Our team combined the full load performance of this 95 per cent capture system with the higher capture rates at reduced flue gas flows to predict an annual CO2 emissions intensity of 71.4 kg/MWh (see Table 2), which is a 33 per cent further reduction relative to the 90 per cent design case.
These increases in capital costs resulting from increased capture capacity would be something that would be further analyzed in a Front-End Engineering Design (FEED) study, where technical requirements, investment decisions, and associated risk considerations for a project are presented.
Table 2: Average annual performance for Shand CCS with 90% and 95% design capture at full load iii
Learning by Doing
From our study, we concluded that there appears to be significant value in selecting capture rates above 90 per cent; however, the determination of the appropriate design capture rate would need to be explored fully in the FEED study. With growing net-zero commitments seen across industries, evidence of potential carbon-neutrality on CCS Facilities is invaluable knowledge. This is especially true for heavy-emitting industries, including cement and steel manufacturing, where the CCS technology specified in the study is applicable. Just have a look at “HeidelbergCement Sustainability Commitments 2030” which makes a commitment to achieving Zero Emissions by 2050 and currently has CCS on cement projects underway at their Norcem Brevik and Lehigh Cement plants.iv
Another study, “Beyond 90% capture: Possible, but at what cost?” published recently in the International Journal of Greenhouse Gas Control, concluded that higher capture rates are a necessity for both reaching net-zero targets and facilitating a net-zero transition, suggesting that they are “economically feasible at low marginal costs” and that capture rates “should be as high as economically viable and as close to 100% as technically possible.” It also states that there is “an urgent need to better understand the costs that are associated with beyond 90% capture in different contexts and challenge the potential narrative that higher rates of capture are excessively difficult, which could, in turn, act to limit the role of CCS in a sustainable future.” v
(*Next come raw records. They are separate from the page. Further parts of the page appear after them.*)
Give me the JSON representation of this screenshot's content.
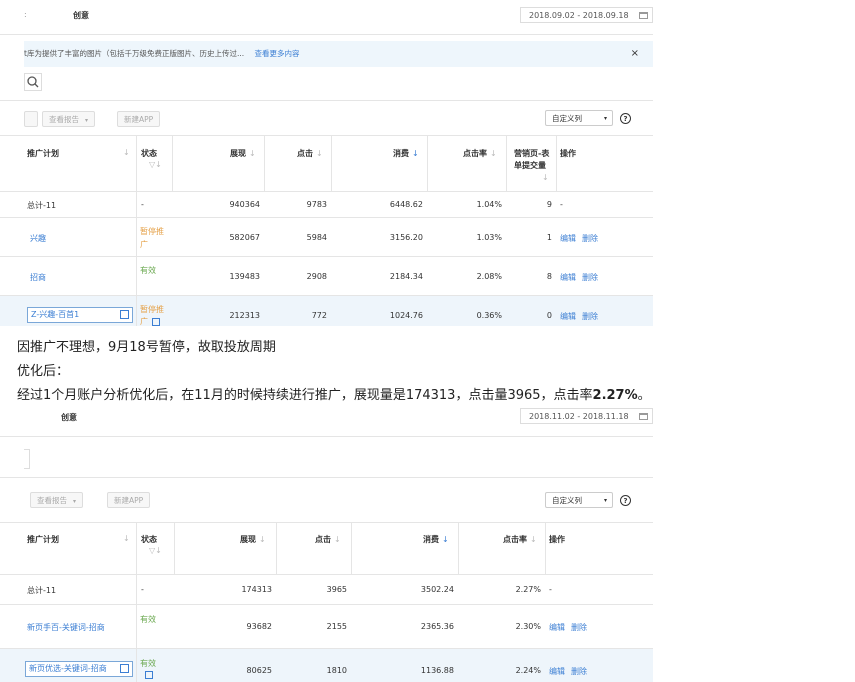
{
  "screenshot1": {
    "tab_partial": ":",
    "tab_label": "创意",
    "date_range": "2018.09.02 - 2018.09.18",
    "notice_text": "t库为提供了丰富的图片（包括千万级免费正版图片、历史上传过...",
    "notice_link": "查看更多内容",
    "close_icon": "×",
    "toolbar": {
      "view_report": "查看报告",
      "new_app": "新建APP",
      "custom_columns": "自定义列",
      "help": "?"
    },
    "headers": {
      "plan": "推广计划",
      "status": "状态",
      "impressions": "展现",
      "clicks": "点击",
      "cost": "消费",
      "ctr": "点击率",
      "conversions_l1": "营销页-表",
      "conversions_l2": "单提交量",
      "actions": "操作"
    },
    "rows": [
      {
        "plan": "总计-11",
        "status": "-",
        "impressions": "940364",
        "clicks": "9783",
        "cost": "6448.62",
        "ctr": "1.04%",
        "conv": "9",
        "actions": "-"
      },
      {
        "plan": "兴趣",
        "status_l1": "暂停推",
        "status_l2": "广",
        "impressions": "582067",
        "clicks": "5984",
        "cost": "3156.20",
        "ctr": "1.03%",
        "conv": "1",
        "edit": "编辑",
        "delete": "删除"
      },
      {
        "plan": "招商",
        "status": "有效",
        "impressions": "139483",
        "clicks": "2908",
        "cost": "2184.34",
        "ctr": "2.08%",
        "conv": "8",
        "edit": "编辑",
        "delete": "删除"
      },
      {
        "plan": "Z-兴趣-百首1",
        "status_l1": "暂停推",
        "status_l2": "广",
        "impressions": "212313",
        "clicks": "772",
        "cost": "1024.76",
        "ctr": "0.36%",
        "conv": "0",
        "edit": "编辑",
        "delete": "删除"
      }
    ]
  },
  "captions": {
    "line1": "因推广不理想，9月18号暂停，故取投放周期",
    "line2": "优化后：",
    "line3_prefix": "经过1个月账户分析优化后，在11月的时候持续进行推广，展现量是174313，点击量3965，点击率",
    "line3_bold": "2.27%",
    "line3_suffix": "。"
  },
  "screenshot2": {
    "tab_label": "创意",
    "date_range": "2018.11.02 - 2018.11.18",
    "toolbar": {
      "view_report": "查看报告",
      "new_app": "新建APP",
      "custom_columns": "自定义列",
      "help": "?"
    },
    "headers": {
      "plan": "推广计划",
      "status": "状态",
      "impressions": "展现",
      "clicks": "点击",
      "cost": "消费",
      "ctr": "点击率",
      "actions": "操作"
    },
    "rows": [
      {
        "plan": "总计-11",
        "status": "-",
        "impressions": "174313",
        "clicks": "3965",
        "cost": "3502.24",
        "ctr": "2.27%",
        "actions": "-"
      },
      {
        "plan": "新页手百-关键词-招商",
        "status": "有效",
        "impressions": "93682",
        "clicks": "2155",
        "cost": "2365.36",
        "ctr": "2.30%",
        "edit": "编辑",
        "delete": "删除"
      },
      {
        "plan": "新页优选-关键词-招商",
        "status": "有效",
        "impressions": "80625",
        "clicks": "1810",
        "cost": "1136.88",
        "ctr": "2.24%",
        "edit": "编辑",
        "delete": "删除"
      }
    ]
  },
  "colors": {
    "link": "#3b7ed3",
    "paused": "#e5a24a",
    "active": "#6aa84f",
    "notice_bg": "#eef6fc"
  }
}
All negative emissions technologies are crucial and necessary to achieve a two or less degree scenario. The greater the deployment of CCS, the more efficient and advanced this critical technology will become as lessons learned are passed on, driving down project costs and risks.
Capturing anything above 90 per cent is not only achievable, but also proof that CCS is quickly advancing and is a highly successful clean energy transitionary technology. The question that really needs to be asked is why such an effective technology isn’t being more readily adopted and deployed at the rate we know that is needed to limit global warming.
[i] International CCS Knowledge Centre, 2018. The Shand CCS Feasibility Study. P.69. Table 7.2 “Shand typical load distribution over a three-year period”
[ii] International CCS Knowledge Centre, 2018. The Shand CCS Feasibility Study. P.67. Data sourced from cases 3,6, & 8 – Table 7.3 “Increased CO2 capture at reduced flue gas flowrates for Shand.”
[iii] International CCS Knowledge Centre, 2018. The Shand CCS Feasibility Study. P.69. Data sourced from Table 7.5 “Average annual performance for Shand CCS with 90% and 95% design capture at full load.”
[iv] Sustainability Commitments 2030. https://www.heidelbergcement.com/en/sustainability-commitments-2030
[v] Patrick Brandl, Mai Bui, Jason P. Hallett, Niall Mac Dowell Beyond 90% capture: Possible, but at what cost? International Journal of Greenhouse Gas Control 105 (2021) 103239.